◆ **What to do**: An exact copy of the listing is needed, with every line kept.

◆ **Record extracts**:
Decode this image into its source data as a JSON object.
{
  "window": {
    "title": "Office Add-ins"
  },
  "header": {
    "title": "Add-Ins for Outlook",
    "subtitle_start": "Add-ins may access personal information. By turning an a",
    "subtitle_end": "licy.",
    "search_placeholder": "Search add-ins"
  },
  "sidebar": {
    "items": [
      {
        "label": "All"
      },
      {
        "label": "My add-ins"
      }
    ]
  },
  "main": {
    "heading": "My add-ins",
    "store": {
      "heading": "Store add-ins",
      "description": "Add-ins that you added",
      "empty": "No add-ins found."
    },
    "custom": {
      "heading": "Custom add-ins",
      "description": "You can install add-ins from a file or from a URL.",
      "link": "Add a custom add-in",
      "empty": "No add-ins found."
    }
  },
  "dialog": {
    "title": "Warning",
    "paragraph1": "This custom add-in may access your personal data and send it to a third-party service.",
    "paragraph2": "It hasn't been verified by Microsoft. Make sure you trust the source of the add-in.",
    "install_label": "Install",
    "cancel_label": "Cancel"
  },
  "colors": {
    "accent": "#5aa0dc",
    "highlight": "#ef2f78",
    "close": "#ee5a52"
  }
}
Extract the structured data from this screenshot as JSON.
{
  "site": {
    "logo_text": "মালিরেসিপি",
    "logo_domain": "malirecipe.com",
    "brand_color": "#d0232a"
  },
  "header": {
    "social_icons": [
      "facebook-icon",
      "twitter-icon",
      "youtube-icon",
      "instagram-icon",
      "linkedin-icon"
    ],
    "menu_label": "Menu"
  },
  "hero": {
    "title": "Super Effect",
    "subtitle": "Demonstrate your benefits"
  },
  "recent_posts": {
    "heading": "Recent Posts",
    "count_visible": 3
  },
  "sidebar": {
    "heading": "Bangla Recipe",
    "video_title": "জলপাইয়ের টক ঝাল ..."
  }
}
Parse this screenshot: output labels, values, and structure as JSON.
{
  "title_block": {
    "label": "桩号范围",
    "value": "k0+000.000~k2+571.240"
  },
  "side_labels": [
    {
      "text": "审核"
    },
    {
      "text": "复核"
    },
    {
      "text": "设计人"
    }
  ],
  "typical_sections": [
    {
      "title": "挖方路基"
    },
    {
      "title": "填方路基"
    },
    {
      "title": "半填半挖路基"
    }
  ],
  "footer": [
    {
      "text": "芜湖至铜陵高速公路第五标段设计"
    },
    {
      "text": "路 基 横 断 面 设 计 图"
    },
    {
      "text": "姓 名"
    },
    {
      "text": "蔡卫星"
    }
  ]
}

◆ **Result**:
Decode this image into its source data as a JSON object.
{
  "window": {
    "title": "Office Add-ins"
  },
  "header": {
    "title": "Add-Ins for Outlook",
    "subtitle_start": "Add-ins may access personal information. By turning an a",
    "subtitle_end": "licy.",
    "search_placeholder": "Search add-ins"
  },
  "sidebar": {
    "items": [
      {
        "label": "All"
      },
      {
        "label": "My add-ins"
      }
    ]
  },
  "main": {
    "heading": "My add-ins",
    "store": {
      "heading": "Store add-ins",
      "description": "Add-ins that you added",
      "empty": "No add-ins found."
    },
    "custom": {
      "heading": "Custom add-ins",
      "description": "You can install add-ins from a file or from a URL.",
      "link": "Add a custom add-in",
      "empty": "No add-ins found."
    }
  },
  "dialog": {
    "title": "Warning",
    "paragraph1": "This custom add-in may access your personal data and send it to a third-party service.",
    "paragraph2": "It hasn't been verified by Microsoft. Make sure you trust the source of the add-in.",
    "install_label": "Install",
    "cancel_label": "Cancel"
  },
  "colors": {
    "accent": "#5aa0dc",
    "highlight": "#ef2f78",
    "close": "#ee5a52"
  }
}
Extract the structured data from this screenshot as JSON.
{
  "site": {
    "logo_text": "মালিরেসিপি",
    "logo_domain": "malirecipe.com",
    "brand_color": "#d0232a"
  },
  "header": {
    "social_icons": [
      "facebook-icon",
      "twitter-icon",
      "youtube-icon",
      "instagram-icon",
      "linkedin-icon"
    ],
    "menu_label": "Menu"
  },
  "hero": {
    "title": "Super Effect",
    "subtitle": "Demonstrate your benefits"
  },
  "recent_posts": {
    "heading": "Recent Posts",
    "count_visible": 3
  },
  "sidebar": {
    "heading": "Bangla Recipe",
    "video_title": "জলপাইয়ের টক ঝাল ..."
  }
}
Parse this screenshot: output labels, values, and structure as JSON.
{
  "title_block": {
    "label": "桩号范围",
    "value": "k0+000.000~k2+571.240"
  },
  "side_labels": [
    {
      "text": "审核"
    },
    {
      "text": "复核"
    },
    {
      "text": "设计人"
    }
  ],
  "typical_sections": [
    {
      "title": "挖方路基"
    },
    {
      "title": "填方路基"
    },
    {
      "title": "半填半挖路基"
    }
  ],
  "footer": [
    {
      "text": "芜湖至铜陵高速公路第五标段设计"
    },
    {
      "text": "路 基 横 断 面 设 计 图"
    },
    {
      "text": "姓 名"
    },
    {
      "text": "蔡卫星"
    }
  ]
}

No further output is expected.